What does this say about the Eisner awards? They are driven by an agenda. This is perfectly captured by the award winner for Best Academic/Scholarly Work:
Superwomen: Gender, Power, and Representation. I like Saga, but my biggest criticism of it is its occasionally preachy progressive politics. Wonder Woman is the latest darling of the progressive movement. And Squirrel Girl, a book about a immature teenager, is overtly progressive.
The Eisners are a lot like the Oscars or the Emmys. They are pushing a political agenda, rather than reflecting the actual merits of the books. As with movies, books made to win awards are generally inferior to those that have mass appeal. Genuine labors of love that are not being made to push an agenda or simply to cash in on a brand name are the books that people will be talking about years from now as the true classics.

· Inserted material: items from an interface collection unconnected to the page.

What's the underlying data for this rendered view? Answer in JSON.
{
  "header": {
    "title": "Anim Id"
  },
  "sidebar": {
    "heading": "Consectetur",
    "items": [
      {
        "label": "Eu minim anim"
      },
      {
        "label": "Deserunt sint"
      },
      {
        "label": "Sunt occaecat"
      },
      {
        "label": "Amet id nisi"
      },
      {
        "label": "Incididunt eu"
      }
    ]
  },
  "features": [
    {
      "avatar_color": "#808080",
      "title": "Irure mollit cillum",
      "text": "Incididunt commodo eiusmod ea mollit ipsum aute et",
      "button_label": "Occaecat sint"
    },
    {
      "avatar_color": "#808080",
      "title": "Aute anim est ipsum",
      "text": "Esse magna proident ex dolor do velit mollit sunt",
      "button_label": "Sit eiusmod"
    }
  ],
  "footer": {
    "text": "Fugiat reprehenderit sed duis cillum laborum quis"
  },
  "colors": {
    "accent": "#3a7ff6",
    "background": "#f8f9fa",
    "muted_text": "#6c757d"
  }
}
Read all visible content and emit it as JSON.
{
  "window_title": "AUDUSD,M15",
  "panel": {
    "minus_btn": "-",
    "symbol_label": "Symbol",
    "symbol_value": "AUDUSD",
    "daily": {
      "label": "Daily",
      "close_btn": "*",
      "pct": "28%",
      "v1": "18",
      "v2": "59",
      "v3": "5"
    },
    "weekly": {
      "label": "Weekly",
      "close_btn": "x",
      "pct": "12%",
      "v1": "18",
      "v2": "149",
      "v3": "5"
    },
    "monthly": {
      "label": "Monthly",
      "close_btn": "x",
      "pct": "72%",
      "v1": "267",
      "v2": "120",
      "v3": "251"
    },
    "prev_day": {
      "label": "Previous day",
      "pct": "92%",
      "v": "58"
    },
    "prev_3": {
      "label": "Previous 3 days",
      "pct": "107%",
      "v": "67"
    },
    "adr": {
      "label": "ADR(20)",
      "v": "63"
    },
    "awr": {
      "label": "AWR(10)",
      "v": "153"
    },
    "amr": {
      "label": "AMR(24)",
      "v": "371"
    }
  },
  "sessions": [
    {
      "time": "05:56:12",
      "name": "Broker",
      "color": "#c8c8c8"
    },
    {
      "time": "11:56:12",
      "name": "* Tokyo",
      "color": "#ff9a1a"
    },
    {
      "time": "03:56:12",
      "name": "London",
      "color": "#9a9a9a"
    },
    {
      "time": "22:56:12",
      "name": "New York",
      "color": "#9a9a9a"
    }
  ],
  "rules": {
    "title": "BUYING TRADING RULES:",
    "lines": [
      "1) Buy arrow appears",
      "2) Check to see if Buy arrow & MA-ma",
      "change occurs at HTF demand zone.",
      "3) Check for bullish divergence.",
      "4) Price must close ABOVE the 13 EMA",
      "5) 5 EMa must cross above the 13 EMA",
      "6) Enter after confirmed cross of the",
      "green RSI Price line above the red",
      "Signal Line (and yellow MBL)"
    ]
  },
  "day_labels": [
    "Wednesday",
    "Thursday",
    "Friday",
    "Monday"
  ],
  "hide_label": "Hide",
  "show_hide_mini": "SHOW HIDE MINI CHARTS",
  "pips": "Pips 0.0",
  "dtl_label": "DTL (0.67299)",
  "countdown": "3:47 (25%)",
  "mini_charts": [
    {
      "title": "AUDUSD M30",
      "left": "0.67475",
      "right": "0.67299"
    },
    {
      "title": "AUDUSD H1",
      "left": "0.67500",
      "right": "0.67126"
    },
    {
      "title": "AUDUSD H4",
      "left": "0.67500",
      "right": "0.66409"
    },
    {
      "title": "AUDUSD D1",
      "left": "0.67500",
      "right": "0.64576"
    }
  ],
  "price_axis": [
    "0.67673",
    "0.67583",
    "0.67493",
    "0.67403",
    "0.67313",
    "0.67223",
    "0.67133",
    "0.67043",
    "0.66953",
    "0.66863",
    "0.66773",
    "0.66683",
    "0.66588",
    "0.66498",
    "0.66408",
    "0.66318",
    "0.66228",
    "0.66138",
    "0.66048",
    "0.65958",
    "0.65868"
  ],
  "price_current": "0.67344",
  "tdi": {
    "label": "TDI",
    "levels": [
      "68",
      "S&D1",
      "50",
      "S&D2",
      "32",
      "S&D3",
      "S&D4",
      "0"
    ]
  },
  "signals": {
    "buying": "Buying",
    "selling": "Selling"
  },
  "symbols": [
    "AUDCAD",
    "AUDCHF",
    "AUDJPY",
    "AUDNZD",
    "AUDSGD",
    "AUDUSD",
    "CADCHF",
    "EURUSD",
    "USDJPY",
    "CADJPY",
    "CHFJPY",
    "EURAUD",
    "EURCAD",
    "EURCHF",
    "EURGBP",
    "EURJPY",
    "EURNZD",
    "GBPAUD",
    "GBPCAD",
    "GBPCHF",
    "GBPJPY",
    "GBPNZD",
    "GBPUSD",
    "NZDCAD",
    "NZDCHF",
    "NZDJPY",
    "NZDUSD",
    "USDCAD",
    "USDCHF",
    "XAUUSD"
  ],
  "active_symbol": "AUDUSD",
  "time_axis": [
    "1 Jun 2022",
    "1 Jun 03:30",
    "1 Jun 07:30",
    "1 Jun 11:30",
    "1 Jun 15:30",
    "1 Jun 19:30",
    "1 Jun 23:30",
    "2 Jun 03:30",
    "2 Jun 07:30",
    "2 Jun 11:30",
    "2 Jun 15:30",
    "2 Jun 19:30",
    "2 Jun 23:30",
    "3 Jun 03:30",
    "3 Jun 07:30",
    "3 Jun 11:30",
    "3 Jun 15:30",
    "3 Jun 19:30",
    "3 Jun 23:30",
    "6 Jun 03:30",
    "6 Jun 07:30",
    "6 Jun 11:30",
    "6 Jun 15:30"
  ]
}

One more thing of interest: Saga has not had a book in the top 1000 since 2014, but in that year, it held the number 1, 2, 4, and 10 slots in graphic novel sales, and in 2013, volumes 1 and 2 were ranked first and third. So, as is often the case for other awards, former greatness is being rewarded after a title’s popularity has faded. In fairness to the Eisners, Saga was recognized while it was popular, receiving awards in 2013 and 2014.